I'm a 25 year-old Mexican woman. I entered the U.S. without inspection when I was 3 years old. I've lived in Chicago since; have not left the country; no criminal record. Family members have never petitioned for me.
I obtained my Associates Degree in May2009. I got married in May2011.
I have been living with my spouse, who is a natural born U.S. Citizen, for over 2 years. I am currently filing the DACA application with the help of an attorney. My husband and I also want to file an I-130 Petition for Alien Relative at the same time with DACA, since Deferred Action is not a pathway to permanent residency. I hear that the I-130 is a simple first-step application. Do I really need the help of a lawyer to start it off? Or can I save myself some money and file it on my own?

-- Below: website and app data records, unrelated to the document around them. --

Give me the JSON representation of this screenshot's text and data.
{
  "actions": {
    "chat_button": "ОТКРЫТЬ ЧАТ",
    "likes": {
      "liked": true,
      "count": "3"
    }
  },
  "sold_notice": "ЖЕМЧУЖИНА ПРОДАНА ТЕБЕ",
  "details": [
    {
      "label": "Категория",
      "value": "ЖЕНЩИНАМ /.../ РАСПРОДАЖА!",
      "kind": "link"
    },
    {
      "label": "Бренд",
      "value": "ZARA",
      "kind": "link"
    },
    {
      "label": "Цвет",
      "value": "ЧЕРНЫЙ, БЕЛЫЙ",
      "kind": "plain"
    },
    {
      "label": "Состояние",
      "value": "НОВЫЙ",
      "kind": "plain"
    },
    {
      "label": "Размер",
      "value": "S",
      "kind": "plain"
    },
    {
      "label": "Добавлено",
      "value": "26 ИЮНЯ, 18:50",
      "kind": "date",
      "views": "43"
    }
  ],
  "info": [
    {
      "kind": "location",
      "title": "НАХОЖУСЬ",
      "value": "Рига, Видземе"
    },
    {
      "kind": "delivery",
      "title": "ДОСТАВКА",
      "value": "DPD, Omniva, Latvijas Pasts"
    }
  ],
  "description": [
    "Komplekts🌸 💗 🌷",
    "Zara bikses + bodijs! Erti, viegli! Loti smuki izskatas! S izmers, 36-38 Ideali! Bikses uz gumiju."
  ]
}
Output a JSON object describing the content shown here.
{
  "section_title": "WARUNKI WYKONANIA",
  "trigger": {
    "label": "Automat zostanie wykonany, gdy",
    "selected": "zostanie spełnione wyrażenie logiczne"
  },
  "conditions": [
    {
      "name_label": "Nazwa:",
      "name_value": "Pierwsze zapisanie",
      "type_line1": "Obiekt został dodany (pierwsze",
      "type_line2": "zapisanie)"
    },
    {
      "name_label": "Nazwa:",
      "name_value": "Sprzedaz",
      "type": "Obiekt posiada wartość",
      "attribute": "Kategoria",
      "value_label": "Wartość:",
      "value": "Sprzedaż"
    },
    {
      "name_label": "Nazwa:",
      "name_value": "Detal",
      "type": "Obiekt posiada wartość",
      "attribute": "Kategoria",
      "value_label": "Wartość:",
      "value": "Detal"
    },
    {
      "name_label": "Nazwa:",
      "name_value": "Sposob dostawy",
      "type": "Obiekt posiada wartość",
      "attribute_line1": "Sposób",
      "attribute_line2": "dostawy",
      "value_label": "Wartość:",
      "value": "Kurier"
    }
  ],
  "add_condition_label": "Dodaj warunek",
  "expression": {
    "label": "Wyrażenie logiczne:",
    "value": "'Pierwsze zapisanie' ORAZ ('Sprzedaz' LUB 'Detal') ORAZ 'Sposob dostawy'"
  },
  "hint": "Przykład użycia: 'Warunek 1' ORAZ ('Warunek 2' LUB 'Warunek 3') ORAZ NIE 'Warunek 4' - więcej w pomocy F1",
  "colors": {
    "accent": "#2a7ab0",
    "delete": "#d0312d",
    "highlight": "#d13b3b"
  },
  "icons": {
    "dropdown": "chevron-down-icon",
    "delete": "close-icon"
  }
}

No. One can always file an I-130 petition on their own, without the assistance of an attorney to do so.
Nothing in Immigration law is as "simple" as you are describing,however, and the smallest mistake, omission or misstatement on the Forms will have the unpleasant effect of delaying and otherwise hampering your husband's petition on your behalf. It has been my experience that individuals pay for the consequences of misstatements on the I-130 or the G-325 A years later, when finally all eligible to adjust..
In anything having to do with immigration law "cheap" always comes to be too costly..
I recommend that you contact an experienced immigration attorney to discuss your case is detail. A good attorney will ask about your background to determine whether you qualify to apply for legal residency inside the US. The facts you provided thusfar would indicate that you may need to depart the US and consular process your case. If that is your case, you would be held subject to a 10 year bar to returning to the US. A waiver may be available to you but waivers are difficult, expensive and time consuming. There is a new process that can help you but you really should have an attorney review your history in detail to determine what immigration process is best for you. The information you find online is just basic information and should not be used in place of a good attorney. While the immigration service permits you to apply for benefits without an attorney, it is never a good idea. It can end up costing you more in the end. I often works on cases where my clients filed without an attorney and then needed help to fix things. It is much easier and less costly to have your case set up properly in the first place. Good luck!
Get free answers from experienced attorneys.
30,101 answers this week
3,055 attorneys answering
Don't speak legalese? We define thousands of terms in plain English.Browse our legal dictionary